Kuretake Meiji No Iro Ink – Araishu
The “MEIJI NO IRO” series is a beautiful selection of colored inks which were inspired by popular colors from the Meiji era of Japan. Each color has a history that originates from that era. In the latter half of the Meiji era, cherishing Japanese culture and traditional Japanese-style colors was a new development. One of those colors is “Araishu“, which is a bright vermillion color that looks slightly washed, or a light vermillion color.
Please enjoy using this ink, and be reminded of the old days of Japan.It can be used with fountain pens, glass pens, dip pens, in empty markers and more. Try this beautiful ink with the Kuretake Ink Cafe or Karappo pens to make your own ink markers.
In 2022, in commemoration of the 120th anniversary of their founding, Kuretake has carefully chosen 6 colors of ink, reflecting on the Meiji era.
About the Colors:
In the Meiji era, Purple was considered a noble color used only by the aristocracy. Since people were afraid of using Purple, “EBICHA” was often used instead of traditional Purple. EBICHA also became a popular color for Hakama (Japanese traditional pants) intended for female students.
In the latter half of the Meiji era, cherishing Japanese culture and traditional Japanese-style colors was a new development. One of those colors is “Araishu”, which is a bright vermillion color that looks slightly washed, or a light vermillion color.
In the late Meiji era, new colors were born with the creation of chemical dyes. “Shimbashi” is the name of a place found in Tokyo. The bright, bluish-green color was popular among “Geisha” in Shimbashi as it was fashionable and trendy.
“KUROGANEIRO” became popular during the middle of the Meiji era into the Taisho era. This color is characterized by a dark, dull, bluish green color, and was often used as the color for store clerk aprons.
“KUJAKURYOKU” was introduced by the West during the Meiji era. It is a bright, bluish-green, like the beautiful feathers found in peacock wings. Peacocks have been loved in Japan since ancient times, and it is said that the recognition of the common people increased during the Edo period.

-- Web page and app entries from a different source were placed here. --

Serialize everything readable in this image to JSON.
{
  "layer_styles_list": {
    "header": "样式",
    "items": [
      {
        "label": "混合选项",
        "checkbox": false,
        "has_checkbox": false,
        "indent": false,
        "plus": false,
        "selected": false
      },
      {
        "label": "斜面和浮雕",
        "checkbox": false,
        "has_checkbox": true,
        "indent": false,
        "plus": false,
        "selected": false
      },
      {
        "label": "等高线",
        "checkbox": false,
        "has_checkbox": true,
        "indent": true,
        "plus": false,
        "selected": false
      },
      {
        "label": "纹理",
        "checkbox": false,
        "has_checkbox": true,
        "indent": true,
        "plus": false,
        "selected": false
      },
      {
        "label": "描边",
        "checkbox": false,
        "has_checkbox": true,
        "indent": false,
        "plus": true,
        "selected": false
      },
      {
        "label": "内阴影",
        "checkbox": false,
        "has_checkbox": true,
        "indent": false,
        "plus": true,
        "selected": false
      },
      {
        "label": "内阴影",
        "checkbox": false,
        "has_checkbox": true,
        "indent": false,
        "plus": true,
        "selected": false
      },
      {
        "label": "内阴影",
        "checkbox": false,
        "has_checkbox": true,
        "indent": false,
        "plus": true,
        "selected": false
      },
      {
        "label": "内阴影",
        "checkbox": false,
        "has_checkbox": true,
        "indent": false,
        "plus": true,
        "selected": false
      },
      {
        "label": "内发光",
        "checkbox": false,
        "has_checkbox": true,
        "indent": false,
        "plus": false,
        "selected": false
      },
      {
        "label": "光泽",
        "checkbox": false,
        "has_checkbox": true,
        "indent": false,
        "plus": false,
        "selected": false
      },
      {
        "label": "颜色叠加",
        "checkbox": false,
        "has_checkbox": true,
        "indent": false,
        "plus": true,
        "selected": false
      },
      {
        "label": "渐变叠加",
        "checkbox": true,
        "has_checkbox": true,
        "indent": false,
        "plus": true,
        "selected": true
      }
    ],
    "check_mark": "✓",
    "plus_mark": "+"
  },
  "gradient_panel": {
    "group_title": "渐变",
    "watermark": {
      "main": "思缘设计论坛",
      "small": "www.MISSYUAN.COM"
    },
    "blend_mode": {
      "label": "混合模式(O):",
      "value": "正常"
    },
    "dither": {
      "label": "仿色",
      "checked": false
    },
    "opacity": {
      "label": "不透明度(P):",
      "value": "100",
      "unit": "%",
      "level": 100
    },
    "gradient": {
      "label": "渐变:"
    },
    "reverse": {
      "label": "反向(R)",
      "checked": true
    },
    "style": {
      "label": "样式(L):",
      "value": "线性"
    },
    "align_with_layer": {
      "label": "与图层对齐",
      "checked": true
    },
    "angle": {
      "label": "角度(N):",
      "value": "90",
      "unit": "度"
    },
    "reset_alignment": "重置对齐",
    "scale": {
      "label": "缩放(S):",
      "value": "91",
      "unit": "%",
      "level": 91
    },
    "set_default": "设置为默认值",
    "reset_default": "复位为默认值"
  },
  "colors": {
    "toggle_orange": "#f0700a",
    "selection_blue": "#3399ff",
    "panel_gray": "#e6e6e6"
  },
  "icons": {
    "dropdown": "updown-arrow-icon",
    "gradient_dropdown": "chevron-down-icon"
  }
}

Meiji era is also called “the purple era” because “purple” or “light purple” was often used in women’s clothing as a chic or cool color. “Purple” has been a trendy color since the Meiji era.
*freeze risk – Cannot ship in freezing weather*